2. Terrain or Destination
Another difference between trekking and hiking is the type of terrain or any destination that falls under these categories. As you know, hiking does not involve a specific destination. You can go to the top of the mountain, the lake, or the waterfall but none of these features define the hike, they just make it more beautiful. As long as it is happening outside in nature. Hikers often use marked hiking trails and walk-through mountains, forests, hills, or other natural environments that they want to explore.
In comparison, trekking usually denotes some sort of special destination,

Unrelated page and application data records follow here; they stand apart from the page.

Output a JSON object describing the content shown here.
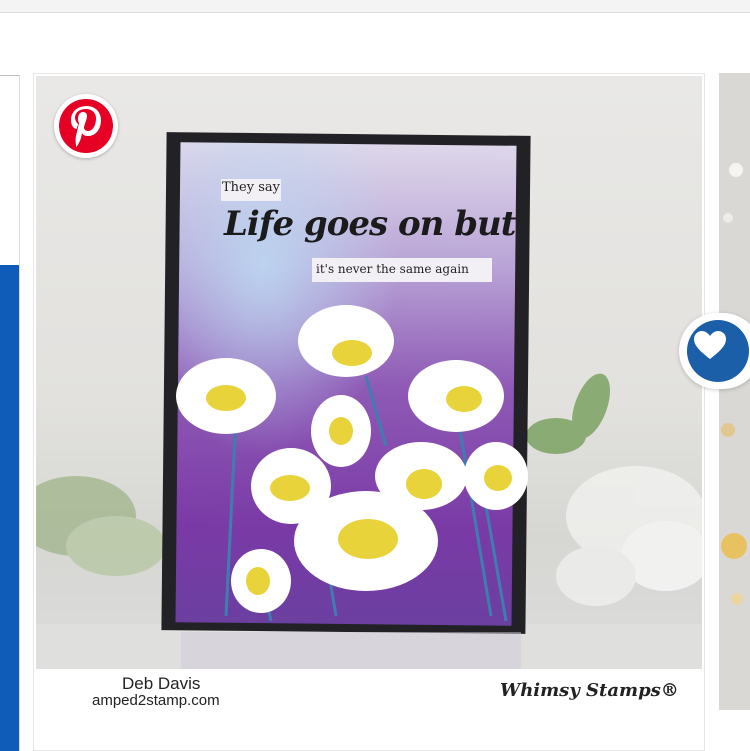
{
  "card": {
    "card_text": {
      "line1": "They say",
      "line2": "Life goes on but",
      "line3": "it's never the same again"
    },
    "credit_name": "Deb Davis",
    "credit_site": "amped2stamp.com",
    "brand": "Whimsy Stamps®"
  },
  "buttons": {
    "pin_icon": "pinterest-icon",
    "fav_icon": "heart-icon"
  },
  "colors": {
    "pinterest_red": "#e60023",
    "favorite_blue": "#1b5fa9",
    "left_panel_blue": "#0e5bb8"
  }
}
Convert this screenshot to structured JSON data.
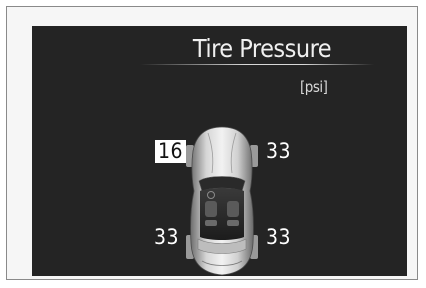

whether it is a two-week walk to the Everest Base Camp or a 500-mile pilgrimage or any other place. Treks can really be done just for pleasure – but there’s usually a lot more importance than just taking out the hills through your back door. Trekking trips do not always take place on marked trails and often pass-through unexplored nature such as mountains, roads, forests and more. In this aspect, there is more freedom in trekking as the trekkers are not consistent within some trails.
As mentioned earlier, hiking can also be an overnight experience. Even in that case, the base is usually in one place. For example, people live in a mountain camp and go hiking to a different peak every day, always returning to the mountain camp as their base. Those who practice trekking never return to the place where they have been before. Their journey is focusing on a specific destination. Every time the trekkers stop, they stay in a different accommodation. Be it camp, mountain tents or any other type of accommodation depending on the trekking route and weather conditions.
Now that you read this far, you have a good idea that there is not only one difference between hiking and trekking, but there are quite a few. Starting with the length of the activity, the accommodations, the terrain you’re walking on, there are more differences between hiking and trekking than people think. Hiking is a short, easy journey, usually walking on looped marked trails, to-and-back, or even destination hikes. Trekking always involves a specific destination. A trekking path passes through isolated, often rough terrain and requires more equipment and preparations for the adventurer. Happy Trekking.!